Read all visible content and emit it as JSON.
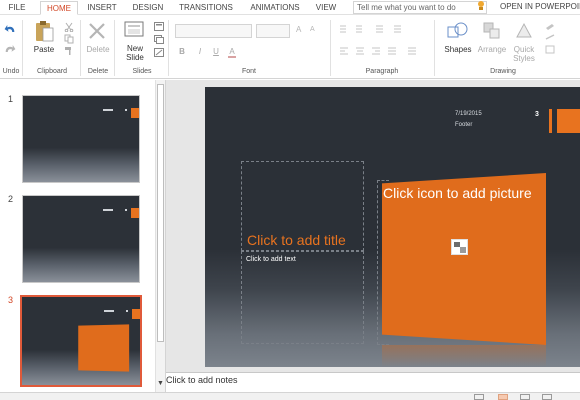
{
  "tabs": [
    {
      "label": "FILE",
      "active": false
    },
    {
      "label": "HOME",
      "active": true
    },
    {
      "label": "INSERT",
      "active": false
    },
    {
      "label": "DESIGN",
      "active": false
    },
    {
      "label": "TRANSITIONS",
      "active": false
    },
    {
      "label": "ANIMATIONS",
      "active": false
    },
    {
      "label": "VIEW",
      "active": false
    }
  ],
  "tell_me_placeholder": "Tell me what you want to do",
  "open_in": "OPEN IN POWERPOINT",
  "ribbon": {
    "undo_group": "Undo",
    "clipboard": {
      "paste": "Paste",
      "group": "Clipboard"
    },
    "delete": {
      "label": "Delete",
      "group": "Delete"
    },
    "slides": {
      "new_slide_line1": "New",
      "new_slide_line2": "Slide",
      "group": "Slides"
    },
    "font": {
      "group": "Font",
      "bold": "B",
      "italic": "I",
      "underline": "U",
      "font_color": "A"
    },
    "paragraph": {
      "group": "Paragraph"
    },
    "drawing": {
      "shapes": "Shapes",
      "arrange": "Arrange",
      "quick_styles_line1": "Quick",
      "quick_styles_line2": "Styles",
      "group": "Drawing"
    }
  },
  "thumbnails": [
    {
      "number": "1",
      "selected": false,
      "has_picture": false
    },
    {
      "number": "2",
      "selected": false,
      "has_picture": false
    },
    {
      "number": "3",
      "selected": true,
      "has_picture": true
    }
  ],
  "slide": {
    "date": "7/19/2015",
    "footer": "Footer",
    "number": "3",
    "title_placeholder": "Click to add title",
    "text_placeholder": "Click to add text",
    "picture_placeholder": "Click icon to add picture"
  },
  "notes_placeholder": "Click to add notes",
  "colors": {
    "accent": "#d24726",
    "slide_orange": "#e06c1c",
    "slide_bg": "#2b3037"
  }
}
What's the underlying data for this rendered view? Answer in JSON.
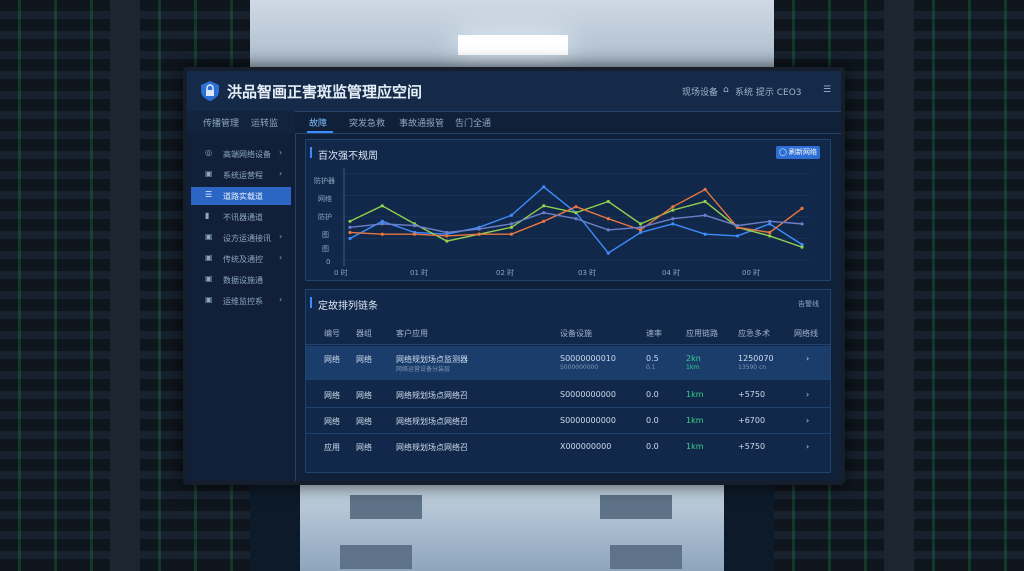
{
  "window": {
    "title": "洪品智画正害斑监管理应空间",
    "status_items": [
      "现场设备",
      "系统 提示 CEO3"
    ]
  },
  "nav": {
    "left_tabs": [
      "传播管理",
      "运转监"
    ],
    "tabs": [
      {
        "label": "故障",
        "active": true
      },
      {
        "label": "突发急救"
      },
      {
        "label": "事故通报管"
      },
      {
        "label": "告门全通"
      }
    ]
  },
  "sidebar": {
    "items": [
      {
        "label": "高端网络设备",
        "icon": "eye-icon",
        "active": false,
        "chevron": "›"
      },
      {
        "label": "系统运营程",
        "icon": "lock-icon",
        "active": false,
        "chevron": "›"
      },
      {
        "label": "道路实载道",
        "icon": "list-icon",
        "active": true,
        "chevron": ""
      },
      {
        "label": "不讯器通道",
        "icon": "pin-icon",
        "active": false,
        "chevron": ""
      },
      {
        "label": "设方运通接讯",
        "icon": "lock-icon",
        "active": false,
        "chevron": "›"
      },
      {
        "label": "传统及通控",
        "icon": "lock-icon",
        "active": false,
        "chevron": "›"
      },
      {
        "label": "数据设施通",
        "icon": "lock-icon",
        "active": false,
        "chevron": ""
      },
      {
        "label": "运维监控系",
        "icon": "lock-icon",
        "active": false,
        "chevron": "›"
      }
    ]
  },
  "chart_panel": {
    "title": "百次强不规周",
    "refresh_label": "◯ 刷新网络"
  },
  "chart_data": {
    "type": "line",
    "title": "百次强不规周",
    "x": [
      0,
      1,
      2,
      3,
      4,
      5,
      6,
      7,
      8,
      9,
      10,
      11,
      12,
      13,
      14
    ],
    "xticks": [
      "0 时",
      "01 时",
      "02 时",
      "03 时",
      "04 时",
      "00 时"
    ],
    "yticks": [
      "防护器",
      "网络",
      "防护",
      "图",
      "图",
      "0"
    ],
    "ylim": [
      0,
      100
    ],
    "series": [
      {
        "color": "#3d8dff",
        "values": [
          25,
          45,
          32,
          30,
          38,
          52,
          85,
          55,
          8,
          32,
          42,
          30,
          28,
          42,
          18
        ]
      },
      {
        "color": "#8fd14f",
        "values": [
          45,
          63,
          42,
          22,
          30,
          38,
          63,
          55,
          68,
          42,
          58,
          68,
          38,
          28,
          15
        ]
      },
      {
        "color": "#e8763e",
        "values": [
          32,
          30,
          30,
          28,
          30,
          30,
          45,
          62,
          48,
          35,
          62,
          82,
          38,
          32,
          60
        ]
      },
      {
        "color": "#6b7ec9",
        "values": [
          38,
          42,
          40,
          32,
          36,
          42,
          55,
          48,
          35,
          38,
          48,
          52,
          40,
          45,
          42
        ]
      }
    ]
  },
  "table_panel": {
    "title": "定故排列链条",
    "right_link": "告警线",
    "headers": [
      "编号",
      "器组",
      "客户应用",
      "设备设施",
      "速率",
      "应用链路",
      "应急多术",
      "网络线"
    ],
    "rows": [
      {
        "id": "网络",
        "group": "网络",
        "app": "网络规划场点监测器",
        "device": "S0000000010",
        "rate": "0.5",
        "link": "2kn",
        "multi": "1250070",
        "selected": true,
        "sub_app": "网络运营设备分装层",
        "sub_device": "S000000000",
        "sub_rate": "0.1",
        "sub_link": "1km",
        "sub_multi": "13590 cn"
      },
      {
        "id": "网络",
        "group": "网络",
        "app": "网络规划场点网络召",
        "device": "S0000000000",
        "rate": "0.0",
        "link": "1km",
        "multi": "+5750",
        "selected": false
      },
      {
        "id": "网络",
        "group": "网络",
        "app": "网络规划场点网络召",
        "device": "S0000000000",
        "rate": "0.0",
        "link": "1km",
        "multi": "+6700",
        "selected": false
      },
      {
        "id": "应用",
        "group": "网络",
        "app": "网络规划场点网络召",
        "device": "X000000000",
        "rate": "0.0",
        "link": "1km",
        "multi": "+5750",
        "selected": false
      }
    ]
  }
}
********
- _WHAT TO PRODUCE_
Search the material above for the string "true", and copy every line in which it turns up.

- _COMPLETED EXERCISE_
      "active": true
      "selected": true,
      "has_picture": true
        "active": true
        "active": true,
        "selected": true,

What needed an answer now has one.